Now, one can't quite say that it is good to "grasp" at truth, because one doesn't "grasp" at truth, in the first place. One opens to truth; one acknowledges truth; one sees that truth is already there, where one is.

When a soul-mate passes, all that has passed is the soul-mate's vehicle, their "space suit" if you will. Suppose that a friend drives up in their convertible. You have a long conversation; but then, your friend gets out of the car. Now suppose you can't see your friend, because you are staring at the driver's seat. You begin crying, and moaning, and carrying on, because your friend has disappeared. But your friend has walked around the back of the car, and is standing right next to you!

This is ignorance.

But it is not ignorance to want to continue talking with your friend. It is ignorance to persist in staring at the empty driver's seat. Staring at the empty driver's seat is attachment, i.e., attachment to ignorance. Turning to your friend, who is standing next to you, and picking back up with the conversation, is wisdom. That is not attachment.

This is an awkward example--but it applies in every case where the principle of "attachment" is ignorantly invoked. In fact, it is ignorant attachment to remain attached to the external meaning of "attachment," rather than to its internal meaning.

So the irony arises, that the very people who are accusing you of attachment, are themselves attached to a superficial interpretation of the meaning of "attachment." While you, who continue your relationship with your beloved soul-mate across the Great Divide, are recognizing truth. is a constant battle, and a tiresome one, to fight ignorant naysayers. I am immune to them, and Steve is now, by-and-large, immune to them, but it took a great deal of trial-and-error for us to get to that point. It pains me to see one of my readers thusly influenced, when I have worked so hard to instruct and encourage. All my work can be negated, seemingly, by one ignorant naysayer.

But it is not really so. Because as one grows in wisdom, the length of time being fooled will get shorter and shorter, and the influence will be less and less damaging.

Steve recently watched a video of man channeling a spirit entity. He wanted to believe it was genuine; but finally, he could not. This person charges quite a bit for his services. I have told Steve, that the principle of karma is, "Then you wanted it, now you don't want it." But he can't quite see how that "formula" would apply, here. Can I explain?

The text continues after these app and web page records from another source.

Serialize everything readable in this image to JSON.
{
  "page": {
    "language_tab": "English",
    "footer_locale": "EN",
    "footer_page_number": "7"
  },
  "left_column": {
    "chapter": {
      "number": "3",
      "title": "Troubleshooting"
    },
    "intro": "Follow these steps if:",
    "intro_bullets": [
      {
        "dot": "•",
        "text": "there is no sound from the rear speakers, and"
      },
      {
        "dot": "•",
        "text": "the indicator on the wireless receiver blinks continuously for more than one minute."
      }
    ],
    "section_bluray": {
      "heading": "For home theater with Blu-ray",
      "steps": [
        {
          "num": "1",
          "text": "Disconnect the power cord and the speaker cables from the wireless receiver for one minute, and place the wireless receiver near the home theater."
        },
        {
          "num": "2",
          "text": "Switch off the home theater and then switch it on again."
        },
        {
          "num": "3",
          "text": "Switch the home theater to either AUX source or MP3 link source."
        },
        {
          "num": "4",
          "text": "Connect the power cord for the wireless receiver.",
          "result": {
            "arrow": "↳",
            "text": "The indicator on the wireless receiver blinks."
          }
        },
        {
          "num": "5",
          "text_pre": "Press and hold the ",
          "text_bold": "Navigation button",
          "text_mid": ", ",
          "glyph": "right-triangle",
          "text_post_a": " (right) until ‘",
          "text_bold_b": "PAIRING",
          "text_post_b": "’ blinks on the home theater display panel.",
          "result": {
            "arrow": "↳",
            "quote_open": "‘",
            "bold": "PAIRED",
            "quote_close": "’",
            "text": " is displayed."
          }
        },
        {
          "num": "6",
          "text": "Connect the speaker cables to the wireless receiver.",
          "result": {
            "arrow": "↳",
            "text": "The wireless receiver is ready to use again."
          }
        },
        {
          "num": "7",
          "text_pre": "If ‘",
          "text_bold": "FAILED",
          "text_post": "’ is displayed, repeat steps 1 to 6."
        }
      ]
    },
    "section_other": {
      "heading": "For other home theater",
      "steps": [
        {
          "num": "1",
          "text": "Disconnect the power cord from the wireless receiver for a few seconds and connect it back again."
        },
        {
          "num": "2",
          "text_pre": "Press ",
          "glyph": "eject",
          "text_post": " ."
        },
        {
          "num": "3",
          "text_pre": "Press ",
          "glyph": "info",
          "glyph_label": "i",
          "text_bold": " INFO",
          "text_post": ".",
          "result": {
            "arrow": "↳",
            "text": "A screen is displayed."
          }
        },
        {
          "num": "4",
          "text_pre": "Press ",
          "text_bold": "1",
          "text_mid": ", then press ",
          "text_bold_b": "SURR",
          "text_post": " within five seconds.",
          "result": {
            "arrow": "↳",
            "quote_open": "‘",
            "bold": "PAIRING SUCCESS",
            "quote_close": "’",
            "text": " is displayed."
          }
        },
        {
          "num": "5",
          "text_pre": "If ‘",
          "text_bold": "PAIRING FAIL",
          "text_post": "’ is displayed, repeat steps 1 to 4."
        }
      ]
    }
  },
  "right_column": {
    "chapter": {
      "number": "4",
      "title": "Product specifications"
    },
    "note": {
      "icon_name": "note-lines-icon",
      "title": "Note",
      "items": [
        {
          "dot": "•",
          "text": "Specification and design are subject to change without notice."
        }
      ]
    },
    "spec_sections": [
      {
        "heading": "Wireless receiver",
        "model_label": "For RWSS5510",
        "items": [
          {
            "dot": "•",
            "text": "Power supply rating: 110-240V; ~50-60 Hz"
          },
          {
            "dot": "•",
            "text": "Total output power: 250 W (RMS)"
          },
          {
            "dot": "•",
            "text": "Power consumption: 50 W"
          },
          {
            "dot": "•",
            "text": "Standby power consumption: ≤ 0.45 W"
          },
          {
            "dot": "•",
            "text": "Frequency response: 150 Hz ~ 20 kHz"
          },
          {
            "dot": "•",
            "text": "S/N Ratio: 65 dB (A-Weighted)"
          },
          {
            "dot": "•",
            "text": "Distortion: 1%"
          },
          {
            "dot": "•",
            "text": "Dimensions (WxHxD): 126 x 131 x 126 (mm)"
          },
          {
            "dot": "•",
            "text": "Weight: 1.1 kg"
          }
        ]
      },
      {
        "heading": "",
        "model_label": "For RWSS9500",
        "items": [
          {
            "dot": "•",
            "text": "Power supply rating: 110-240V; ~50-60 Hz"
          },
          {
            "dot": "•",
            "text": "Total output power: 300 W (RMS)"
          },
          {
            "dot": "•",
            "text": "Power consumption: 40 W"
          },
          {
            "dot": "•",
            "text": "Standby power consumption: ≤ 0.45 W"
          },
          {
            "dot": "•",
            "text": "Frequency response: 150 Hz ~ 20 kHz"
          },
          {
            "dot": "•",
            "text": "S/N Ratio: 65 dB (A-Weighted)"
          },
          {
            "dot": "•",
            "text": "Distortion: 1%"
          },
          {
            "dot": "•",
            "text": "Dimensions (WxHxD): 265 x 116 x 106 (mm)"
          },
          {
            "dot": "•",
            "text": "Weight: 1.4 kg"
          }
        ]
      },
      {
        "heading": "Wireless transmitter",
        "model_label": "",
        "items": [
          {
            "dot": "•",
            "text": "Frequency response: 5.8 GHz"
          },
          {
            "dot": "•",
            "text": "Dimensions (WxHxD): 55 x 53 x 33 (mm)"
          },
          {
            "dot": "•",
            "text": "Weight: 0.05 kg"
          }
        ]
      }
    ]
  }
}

Steve still isn't seeing it, and he will pause for a minute...

Here's what he thinks I'm telling him. People will not always be so naive. Doing this--pretending--creates an "odor" in one's aura. A certain ambience, shall we say. Now, people trust this person. But someday, they won't. Even if the person has finally learned better, he will try, and people won't believe him, because they will "smell" the lingering "odor." Does this fit the formula? It means, I am telling Steve, that the same thing is carried forward. It means that what once worked, doesn't work anymore. Then it worked, now it doesn't work. Then you wanted to fool people, now you don't. Then you put on a show--now, you are desperately trying to be authentic--but there is still the old habit of being inauthentic. Now do you see? The old habit carries forward--but it boomerangs. It backfires. Then you wanted it--now you don't.

And it is not so easy to be deeply authentic. You have to work at it, strive for it. It takes lifetimes of intentional sincerity, of dedication to the principle of honesty, to achieve a level of spontaneous authenticity, deep authenticity. If you have abused that, putting on a show to fool people for personal gain, you have weakened yourself to the point that you cannot be deeply authentic, no matter how hard you try. You will have a lot of catch-up work to do, to become strong in truth, again. It is easy to become weak--it takes work to become strong, again. And being deeply real is no different. It is a "pearl of great price." It is not to be bartered away cheaply, for some tinsel of worldly gain, or other.

There are many variations on this theme. But perhaps we will stop, for today. Steve is not always successfully channeling me, at all times--but he is always sincerely and genuinely trying to channel me. And sometimes he succeeds (you may be the judge, using your own intuition).

My love to each and all,